- Espírito Santo: The entire state, except for urban areas of Vitoria
-Rio de Janeiro: Northern municipalities bordering on the states of Minas Gerais and Espírito Santo: Bom Jesus do Itabapoana, Cambuci, Cardoso Moreira, Laje do Muriae, Itaperuna, Italva, Miracema, Porciuncula, Natividade, Santo Antonio de Padua, São Fidelis, São Jose de Uba, Varre-Sai, Campos dos Campos, São Francisco de Itabapoa and São João da Barra.
Specifically, yellow fever vaccination is recommended for anyone visiting the Iguazu Falls, regardless of whether they are entering the area from Argentina, Paraguay or Brazil. The coastal cities, including Rio de Janeiro, Sao Paulo, Salvador, Recife and Fortaleza, are not yellow fever risk areas. In addition to vaccination, mosquito bite prophylaxis is recommended for protection.
The vaccine may be given as from 9 months of age. Onset of protection is 10 days after vaccination. A single vaccination provides lifelong protection. This also applies to persons who have previously been vaccinated against yellow fever, EPI-NEWS 27a/16.
A complete list of the countries that require yellow fever vaccination when entering the country, either for all travellers or for travellers entering from yellow fever areas, is available here. Further information about yellow fever and travel recommendations are also available at the SSI travel site, where information about the Brazilian outbreak is continuously updated.
Yellow fever in Brazil follows a cyclical pattern alternating between endemic occurrence, with e.g. isolated cases among unvaccinated patients, and epidemic occurrence with outbreaks in human populations with low vaccination coverage. This cyclic pattern is caused by changes in the occurrence of infections among NHP. The previous outbreak of yellow fever, which occurred in 2007-2009, counted more than 100 cases and recorded a mortality of 52%.
The WHO estimates that the risk that yellow fever may spread within Brazil is currently high. The growing number of confirmed cases in Minas Gerais and the cases recorded in the two new states as well as the infection of NHP in the states indicate that the outbreak is spreading geographically. The Brazilian health authorities have implemented several measures relating to the outbreak, including among others, vaccination campaigns and mosquito control.
Danish travellers should be aware of the risk of yellow fever. Everyone, as from the age of 9 months, who will be traveling to countries where there is a risk of yellow fever should be vaccinated no later than 10 days before their departure and should bring their certified yellow fever vaccination card. It may be an entry requirement that the vaccination was given not later than 10 days before departure.

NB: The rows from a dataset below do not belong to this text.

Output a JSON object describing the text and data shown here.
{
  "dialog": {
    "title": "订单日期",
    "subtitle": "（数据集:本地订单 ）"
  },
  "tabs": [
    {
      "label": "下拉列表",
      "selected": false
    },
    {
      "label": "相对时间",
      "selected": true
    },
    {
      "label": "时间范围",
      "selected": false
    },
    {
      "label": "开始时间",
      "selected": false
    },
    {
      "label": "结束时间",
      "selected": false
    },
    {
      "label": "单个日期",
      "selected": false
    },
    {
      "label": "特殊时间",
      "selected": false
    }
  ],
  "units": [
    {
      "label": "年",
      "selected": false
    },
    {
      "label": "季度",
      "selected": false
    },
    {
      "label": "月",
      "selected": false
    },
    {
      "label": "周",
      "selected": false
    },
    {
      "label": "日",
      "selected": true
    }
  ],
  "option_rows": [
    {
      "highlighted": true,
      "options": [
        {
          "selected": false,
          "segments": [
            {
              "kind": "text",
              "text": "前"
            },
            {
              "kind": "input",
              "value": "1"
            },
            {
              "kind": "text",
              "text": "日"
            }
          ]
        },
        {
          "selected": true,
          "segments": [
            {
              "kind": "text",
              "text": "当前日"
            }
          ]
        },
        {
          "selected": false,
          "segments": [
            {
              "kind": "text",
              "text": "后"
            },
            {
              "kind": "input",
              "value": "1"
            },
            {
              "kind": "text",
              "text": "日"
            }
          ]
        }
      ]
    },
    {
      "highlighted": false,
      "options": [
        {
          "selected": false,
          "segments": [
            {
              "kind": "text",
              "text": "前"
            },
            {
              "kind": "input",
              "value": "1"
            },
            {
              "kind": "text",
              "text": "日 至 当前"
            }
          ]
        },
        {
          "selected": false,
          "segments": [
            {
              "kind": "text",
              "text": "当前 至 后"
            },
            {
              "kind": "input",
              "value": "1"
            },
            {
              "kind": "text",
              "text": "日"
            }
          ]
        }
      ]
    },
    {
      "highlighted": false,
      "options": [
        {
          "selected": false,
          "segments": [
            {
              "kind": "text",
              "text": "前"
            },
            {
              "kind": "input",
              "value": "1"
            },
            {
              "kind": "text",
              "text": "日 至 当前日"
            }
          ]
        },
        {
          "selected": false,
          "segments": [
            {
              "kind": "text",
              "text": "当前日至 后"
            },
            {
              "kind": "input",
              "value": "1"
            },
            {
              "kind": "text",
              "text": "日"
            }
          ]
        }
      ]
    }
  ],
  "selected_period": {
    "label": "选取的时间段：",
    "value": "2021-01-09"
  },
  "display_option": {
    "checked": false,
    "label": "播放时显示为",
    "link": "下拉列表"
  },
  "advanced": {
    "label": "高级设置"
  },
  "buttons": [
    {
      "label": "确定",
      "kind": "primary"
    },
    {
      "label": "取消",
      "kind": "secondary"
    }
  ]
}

(A.H. Christiansen, P.H. Andersen, Infectious Disease Epidemiology and Prevention)
8 February 2017